The government has partnered with tech giant Arm in a £36 million project to develop chip technologies that are more resistant to cyber threats.
The next phase of the government’s Digital Security by Design initiative, also backed by Google and Microsoft, will look to shore up the defences within hardware and software systems through innovation.
The government said the project has the potential to prevent hackers from remotely taking control of computer systems as well as targeting cyber-attacks and breaches, meaning more businesses providing online services are better protected.
It also said it will create new business opportunities and help boost productivity.
Around a third of businesses have reported cyber security breaches or attacks in the last 12 months and the cyber threat is constantly evolving.
The average cost of a cyber-attack on a business – where a breach has resulted in loss of data or assets – has increased by more than £1,000 since 2018 to £4,180.
Arm chief architect and fellow Richard Grisenthwaite said: “Achieving truly robust security for a world of a trillion connected devices requires a radical shift in how technology companies approach cyber-threats.
“Research into new ways of building inherently more cyber-resilient chip platforms is critical.
“Our first step is to create prototype hardware, the Morello Board, as a real-world test platform for prototype architecture developed by Arm that uses the University of Cambridge’s CHERI protection model.
“It will enable industry and academic partners to assess the security benefits of foundational new technologies we’re making significant investments in.”
A further project, backed by £18 million government investment, through the Strategic Priorities Fund, will tackle some of the dangers of the online world from privacy abuses and wrongful use of data like disinformation and online fraud.
The initiative will help provide solutions to some of the issues identified in the government’s Online Harms White Paper, which sets out plans for world-leading legislation to make the UK the safest place in the world to be online.
The project will help understand what businesses and individuals need to reduce the harm they are exposed to by using online platforms and will aim to develop more trustworthy technology.
This will help to prevent incidents of online fraud, phishing emails, impersonating organisations online and viruses or other malware like ransomware, which cost the UK economy millions of pounds in lost productivity.
UK Research and Innovation Chief Executive, Professor Sir Mark Walport, said: “It is crucial that our citizens and businesses are able to access digitally secure products and services that are not vulnerable to cyber threats.

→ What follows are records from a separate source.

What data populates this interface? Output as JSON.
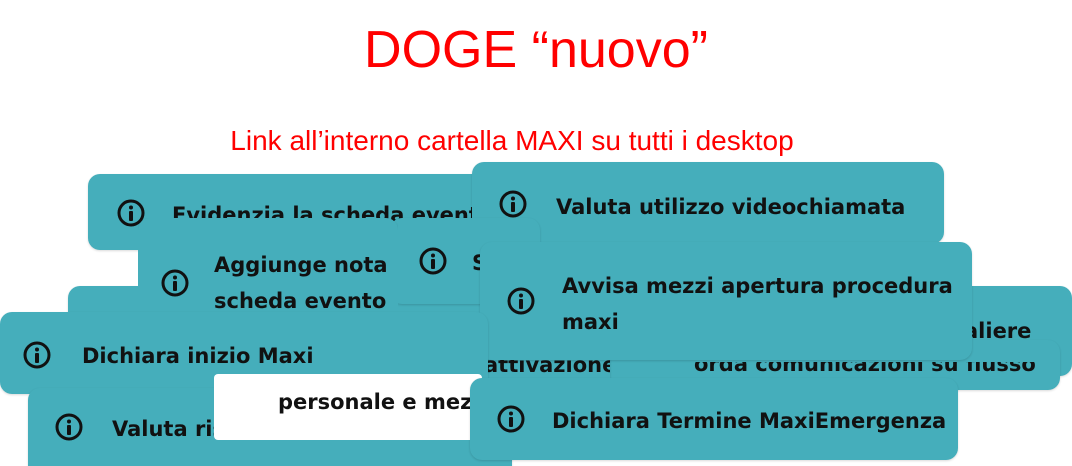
{
  "header": {
    "title": "DOGE “nuovo”",
    "subtitle": "Link all’interno cartella MAXI su tutti i desktop"
  },
  "cards": {
    "evidenzia": "Evidenzia la scheda evento",
    "valuta_video": "Valuta utilizzo videochiamata",
    "aggiunge_nota_1": "Aggiunge nota",
    "aggiunge_nota_2": "scheda evento",
    "s_fragment": "S",
    "avvisa_1": "Avvisa mezzi apertura procedura",
    "avvisa_2": "maxi",
    "aliere": "aliere",
    "dichiara_inizio": "Dichiara inizio Maxi",
    "attivazione": "attivazione",
    "comunicazioni": "orda comunicazioni su flusso",
    "personale": "personale e mezzi",
    "valuta_ris": "Valuta ris",
    "dichiara_termine": "Dichiara Termine MaxiEmergenza"
  },
  "icon": "info-circle-icon",
  "colors": {
    "accent_red": "#ff0000",
    "card_teal": "#45aebb"
  }
}
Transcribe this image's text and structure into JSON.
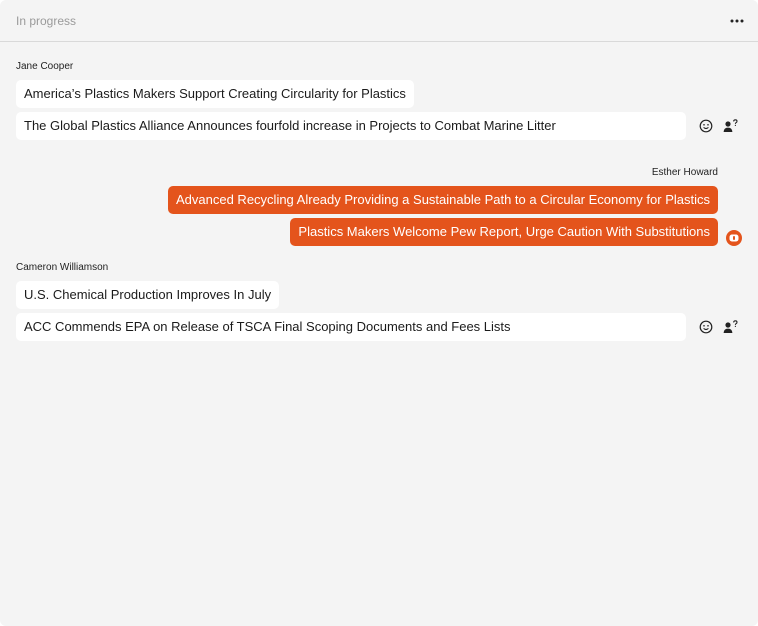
{
  "header": {
    "title": "In progress",
    "more_icon": "more-horizontal-icon"
  },
  "groups": [
    {
      "sender": "Jane Cooper",
      "direction": "in",
      "messages": [
        "America’s Plastics Makers Support Creating Circularity for Plastics",
        "The Global Plastics Alliance Announces fourfold increase in Projects to Combat Marine Litter"
      ]
    },
    {
      "sender": "Esther Howard",
      "direction": "out",
      "messages": [
        "Advanced Recycling Already Providing a Sustainable Path to a Circular Economy for Plastics",
        "Plastics Makers Welcome Pew Report, Urge Caution With Substitutions"
      ]
    },
    {
      "sender": "Cameron Williamson",
      "direction": "in",
      "messages": [
        "U.S. Chemical Production Improves In July",
        "ACC Commends EPA on Release of TSCA Final Scoping Documents and Fees Lists"
      ]
    }
  ],
  "colors": {
    "accent": "#e4541c",
    "bubble_in": "#ffffff",
    "panel": "#f4f4f4"
  }
}
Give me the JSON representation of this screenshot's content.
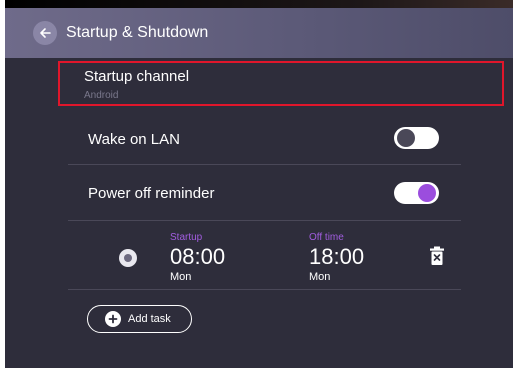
{
  "header": {
    "title": "Startup & Shutdown",
    "back_icon": "arrow-left-icon"
  },
  "settings": {
    "startup_channel": {
      "label": "Startup channel",
      "value": "Android"
    },
    "wake_on_lan": {
      "label": "Wake on LAN",
      "enabled": false
    },
    "power_off_reminder": {
      "label": "Power off reminder",
      "enabled": true
    }
  },
  "task": {
    "selected": true,
    "startup_label": "Startup",
    "startup_time": "08:00",
    "startup_day": "Mon",
    "off_label": "Off time",
    "off_time": "18:00",
    "off_day": "Mon",
    "delete_icon": "trash-icon"
  },
  "add_task": {
    "label": "Add task",
    "icon": "plus-circle-icon"
  },
  "colors": {
    "accent": "#9b4dde",
    "highlight_border": "#e0162b",
    "background": "#2e2d3b",
    "header": "#5b5977"
  }
}
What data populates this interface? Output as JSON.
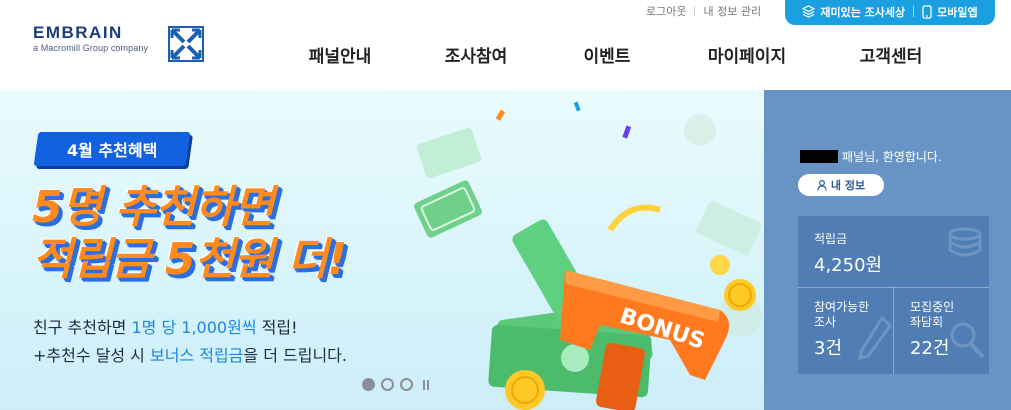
{
  "brand": {
    "name": "EMBRAIN",
    "tagline": "a Macromill Group company"
  },
  "util_links": [
    {
      "label": "로그아웃"
    },
    {
      "label": "내 정보 관리"
    }
  ],
  "pill": {
    "fun_survey": "재미있는 조사세상",
    "mobile_app": "모바일앱"
  },
  "nav": [
    {
      "label": "패널안내"
    },
    {
      "label": "조사참여"
    },
    {
      "label": "이벤트"
    },
    {
      "label": "마이페이지"
    },
    {
      "label": "고객센터"
    }
  ],
  "hero": {
    "badge": "4월 추천혜택",
    "headline_1": "5명 추천하면",
    "headline_2": "적립금 5천원 더!",
    "desc1_a": "친구 추천하면 ",
    "desc1_hl": "1명 당 1,000원씩",
    "desc1_b": " 적립!",
    "desc2_a": "+추천수 달성 시 ",
    "desc2_hl": "보너스 적립금",
    "desc2_b": "을 더 드립니다.",
    "gun_text": "BONUS",
    "slides_total": 3,
    "slide_active": 1
  },
  "side": {
    "welcome": "패널님, 환영합니다.",
    "myinfo_button": "내 정보",
    "points_label": "적립금",
    "points_value": "4,250원",
    "available_label_1": "참여가능한",
    "available_label_2": "조사",
    "available_value": "3건",
    "recruit_label_1": "모집중인",
    "recruit_label_2": "좌담회",
    "recruit_value": "22건"
  },
  "colors": {
    "brand_navy": "#1c3d78",
    "pill_blue": "#1a9fe0",
    "side_panel": "#6794c4",
    "stats_box": "#4f7db4",
    "headline_orange": "#ff8a1e",
    "badge_blue": "#1261e0",
    "highlight_blue": "#1b86e6"
  }
}
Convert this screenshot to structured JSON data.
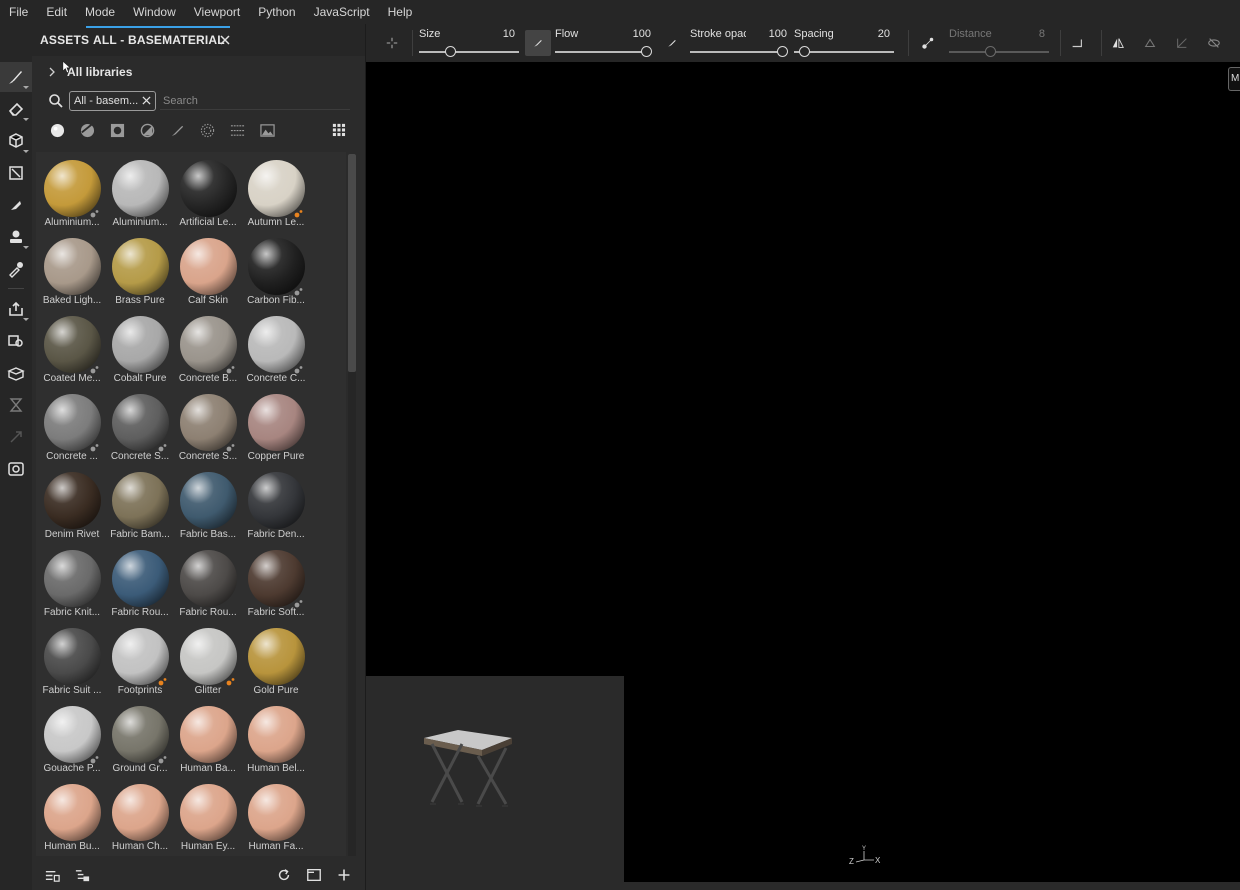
{
  "menu": [
    "File",
    "Edit",
    "Mode",
    "Window",
    "Viewport",
    "Python",
    "JavaScript",
    "Help"
  ],
  "panel": {
    "tab_assets": "ASSETS",
    "tab_current": "ALL - BASEMATERIAL",
    "library_label": "All libraries",
    "search_chip": "All - basem...",
    "search_placeholder": "Search"
  },
  "materials": [
    {
      "label": "Aluminium...",
      "color": "#c49a3a",
      "badge": "gray"
    },
    {
      "label": "Aluminium...",
      "color": "#b8b8b8",
      "badge": ""
    },
    {
      "label": "Artificial Le...",
      "color": "#262626",
      "badge": ""
    },
    {
      "label": "Autumn Le...",
      "color": "#d8d2c6",
      "badge": "orange"
    },
    {
      "label": "Baked Ligh...",
      "color": "#a8998a",
      "badge": ""
    },
    {
      "label": "Brass Pure",
      "color": "#b59b48",
      "badge": ""
    },
    {
      "label": "Calf Skin",
      "color": "#d9a48b",
      "badge": ""
    },
    {
      "label": "Carbon Fib...",
      "color": "#202020",
      "badge": "gray"
    },
    {
      "label": "Coated Me...",
      "color": "#5a5646",
      "badge": "gray"
    },
    {
      "label": "Cobalt Pure",
      "color": "#a8a8a8",
      "badge": ""
    },
    {
      "label": "Concrete B...",
      "color": "#9a948c",
      "badge": "gray"
    },
    {
      "label": "Concrete C...",
      "color": "#b9b9b9",
      "badge": "gray"
    },
    {
      "label": "Concrete ...",
      "color": "#7c7c7c",
      "badge": "gray"
    },
    {
      "label": "Concrete S...",
      "color": "#5e5e5e",
      "badge": "gray"
    },
    {
      "label": "Concrete S...",
      "color": "#8d8072",
      "badge": "gray"
    },
    {
      "label": "Copper Pure",
      "color": "#a78580",
      "badge": ""
    },
    {
      "label": "Denim Rivet",
      "color": "#3a2c22",
      "badge": ""
    },
    {
      "label": "Fabric Bam...",
      "color": "#7d7258",
      "badge": ""
    },
    {
      "label": "Fabric Bas...",
      "color": "#3f5a6e",
      "badge": ""
    },
    {
      "label": "Fabric Den...",
      "color": "#34363a",
      "badge": ""
    },
    {
      "label": "Fabric Knit...",
      "color": "#6a6a6a",
      "badge": ""
    },
    {
      "label": "Fabric Rou...",
      "color": "#3b5b78",
      "badge": ""
    },
    {
      "label": "Fabric Rou...",
      "color": "#4d4a48",
      "badge": ""
    },
    {
      "label": "Fabric Soft...",
      "color": "#4d3a30",
      "badge": "gray"
    },
    {
      "label": "Fabric Suit ...",
      "color": "#4a4a4a",
      "badge": ""
    },
    {
      "label": "Footprints",
      "color": "#c2c2c2",
      "badge": "orange"
    },
    {
      "label": "Glitter",
      "color": "#c6c6c4",
      "badge": "orange"
    },
    {
      "label": "Gold Pure",
      "color": "#b8943c",
      "badge": ""
    },
    {
      "label": "Gouache P...",
      "color": "#c8c8c8",
      "badge": "gray"
    },
    {
      "label": "Ground Gr...",
      "color": "#77756a",
      "badge": "gray"
    },
    {
      "label": "Human Ba...",
      "color": "#dca58b",
      "badge": ""
    },
    {
      "label": "Human Bel...",
      "color": "#dca58b",
      "badge": ""
    },
    {
      "label": "Human Bu...",
      "color": "#dca58b",
      "badge": ""
    },
    {
      "label": "Human Ch...",
      "color": "#dca58b",
      "badge": ""
    },
    {
      "label": "Human Ey...",
      "color": "#dca58b",
      "badge": ""
    },
    {
      "label": "Human Fa...",
      "color": "#dca58b",
      "badge": ""
    }
  ],
  "toolbar": {
    "size_label": "Size",
    "size_value": "10",
    "flow_label": "Flow",
    "flow_value": "100",
    "stroke_label": "Stroke opac",
    "stroke_value": "100",
    "spacing_label": "Spacing",
    "spacing_value": "20",
    "distance_label": "Distance",
    "distance_value": "8"
  },
  "viewport": {
    "axis_z": "Z",
    "axis_x": "X",
    "axis_y": "Y",
    "tag": "M"
  },
  "colors": {
    "accent": "#3aa0e6",
    "badge_orange": "#e8831e",
    "badge_gray": "#9a9a9a"
  }
}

“The investments announced today will help to ensure the UK has a robust system in place to withstand cyber threats and create a safer future online, increasing trust and productivity in our economy.”